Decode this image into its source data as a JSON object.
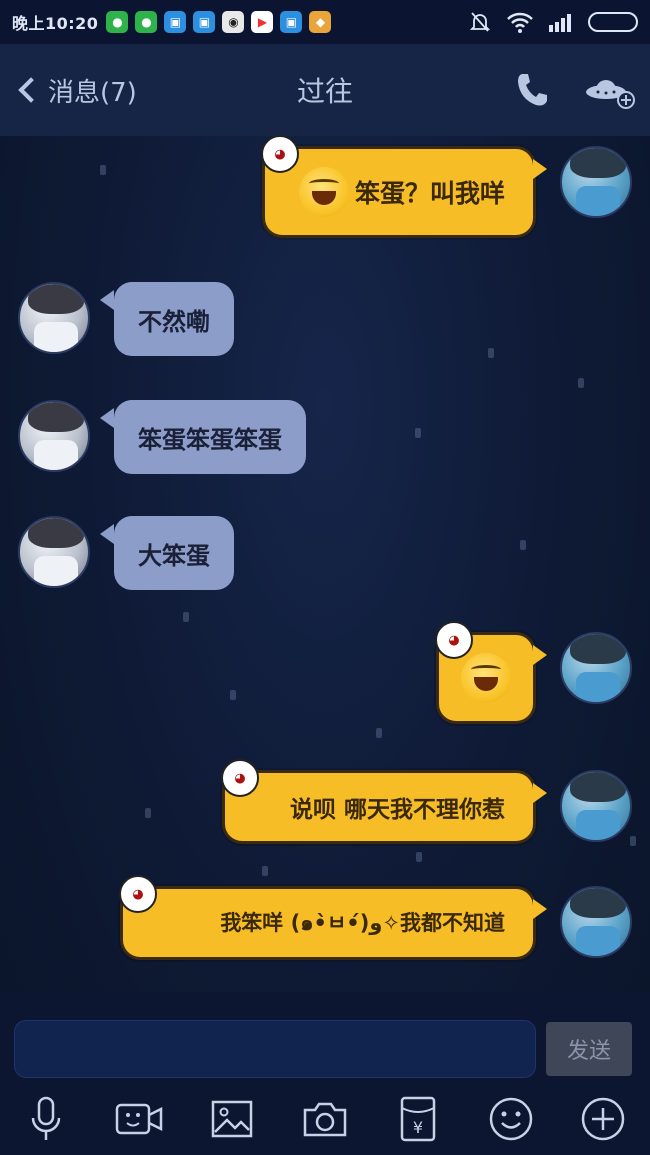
{
  "status_bar": {
    "time": "晚上10:20",
    "notification_icons": [
      "wechat-icon",
      "wechat-icon",
      "app-icon",
      "app-icon",
      "panda-icon",
      "play-store-icon",
      "app-icon",
      "gallery-icon"
    ],
    "system_icons": [
      "mute-bell-icon",
      "wifi-icon",
      "signal-icon",
      "battery-icon"
    ]
  },
  "header": {
    "back_label": "消息(7)",
    "title": "过往",
    "phone_icon": "phone-icon",
    "more_icon": "ufo-add-icon"
  },
  "messages": [
    {
      "sender": "me",
      "has_emoji": true,
      "text": "笨蛋？叫我咩"
    },
    {
      "sender": "other",
      "has_emoji": false,
      "text": "不然嘞"
    },
    {
      "sender": "other",
      "has_emoji": false,
      "text": "笨蛋笨蛋笨蛋"
    },
    {
      "sender": "other",
      "has_emoji": false,
      "text": "大笨蛋"
    },
    {
      "sender": "me",
      "has_emoji": true,
      "text": ""
    },
    {
      "sender": "me",
      "has_emoji": false,
      "text": "说呗 哪天我不理你惹"
    },
    {
      "sender": "me",
      "has_emoji": false,
      "text": "我笨咩 (๑•̀ㅂ•́)و✧我都不知道"
    }
  ],
  "input": {
    "value": "",
    "placeholder": "",
    "send_label": "发送"
  },
  "toolbar": {
    "icons": [
      "microphone-icon",
      "video-icon",
      "image-icon",
      "camera-icon",
      "red-packet-icon",
      "emoji-icon",
      "plus-icon"
    ]
  },
  "colors": {
    "background": "#0f1a33",
    "my_bubble": "#f6bd27",
    "their_bubble": "#8b9dc8",
    "header": "#162545"
  }
}
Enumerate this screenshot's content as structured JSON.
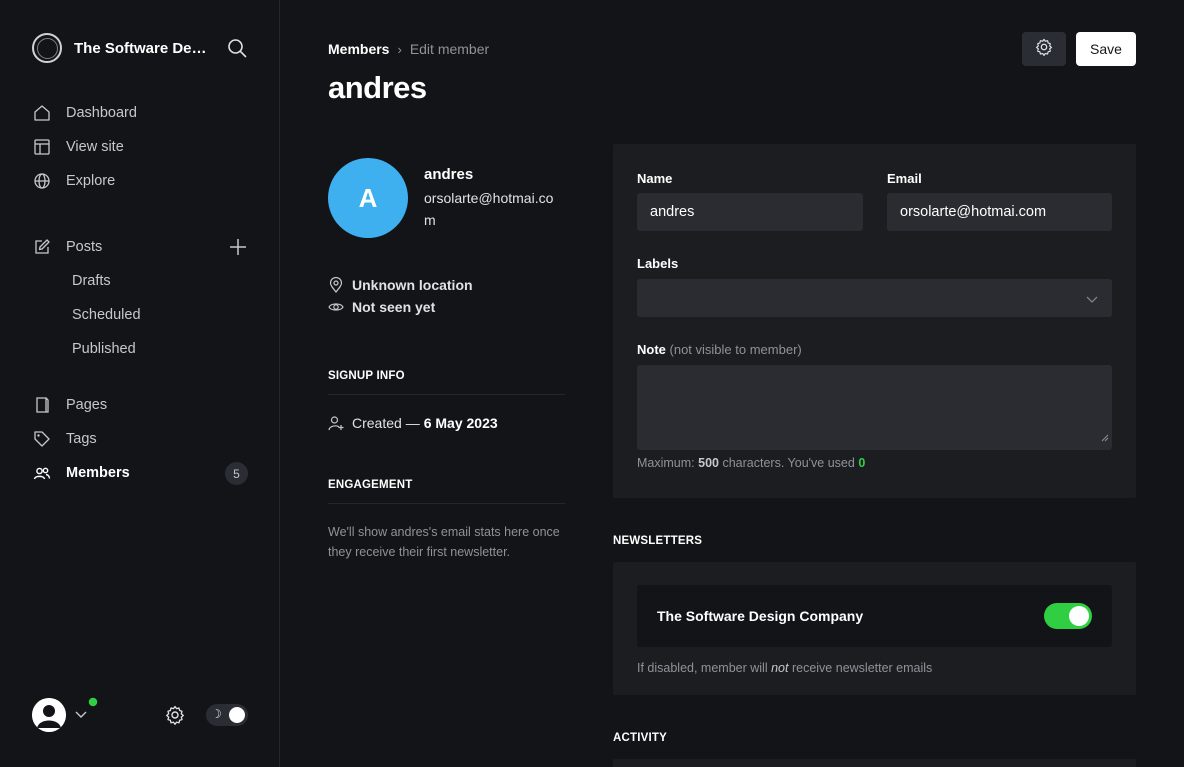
{
  "sidebar": {
    "brand": {
      "title": "The Software Design Company"
    },
    "nav": {
      "dashboard": "Dashboard",
      "view_site": "View site",
      "explore": "Explore",
      "posts": "Posts",
      "drafts": "Drafts",
      "scheduled": "Scheduled",
      "published": "Published",
      "pages": "Pages",
      "tags": "Tags",
      "members": "Members",
      "members_count": "5"
    },
    "footer": {
      "theme_icon": "☽"
    }
  },
  "header": {
    "breadcrumb_parent": "Members",
    "breadcrumb_sep": "›",
    "breadcrumb_current": "Edit member",
    "title": "andres",
    "save_label": "Save"
  },
  "profile": {
    "initial": "A",
    "name": "andres",
    "email": "orsolarte@hotmai.com",
    "location": "Unknown location",
    "seen": "Not seen yet",
    "signup_heading": "SIGNUP INFO",
    "created_prefix": "Created —",
    "created_date": "6 May 2023",
    "engagement_heading": "ENGAGEMENT",
    "engagement_text": "We'll show andres's email stats here once they receive their first newsletter."
  },
  "form": {
    "name_label": "Name",
    "name_value": "andres",
    "email_label": "Email",
    "email_value": "orsolarte@hotmai.com",
    "labels_label": "Labels",
    "note_label": "Note",
    "note_sublabel": "(not visible to member)",
    "note_hint_prefix": "Maximum:",
    "note_max": "500",
    "note_hint_mid": "characters. You've used",
    "note_used": "0"
  },
  "newsletters": {
    "heading": "NEWSLETTERS",
    "name": "The Software Design Company",
    "subscribed": true,
    "hint_prefix": "If disabled, member will",
    "hint_em": "not",
    "hint_suffix": "receive newsletter emails"
  },
  "activity": {
    "heading": "ACTIVITY"
  },
  "colors": {
    "background": "#131417",
    "card": "#1c1d21",
    "accent_green": "#30cf43",
    "avatar_blue": "#3eb0ef"
  }
}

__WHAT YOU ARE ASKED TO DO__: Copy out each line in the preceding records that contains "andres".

__WRITTEN REPLY__:
    "title": "andres",
    "name": "andres",
    "engagement_text": "We'll show andres's email stats here once they receive their first newsletter."
    "name_value": "andres",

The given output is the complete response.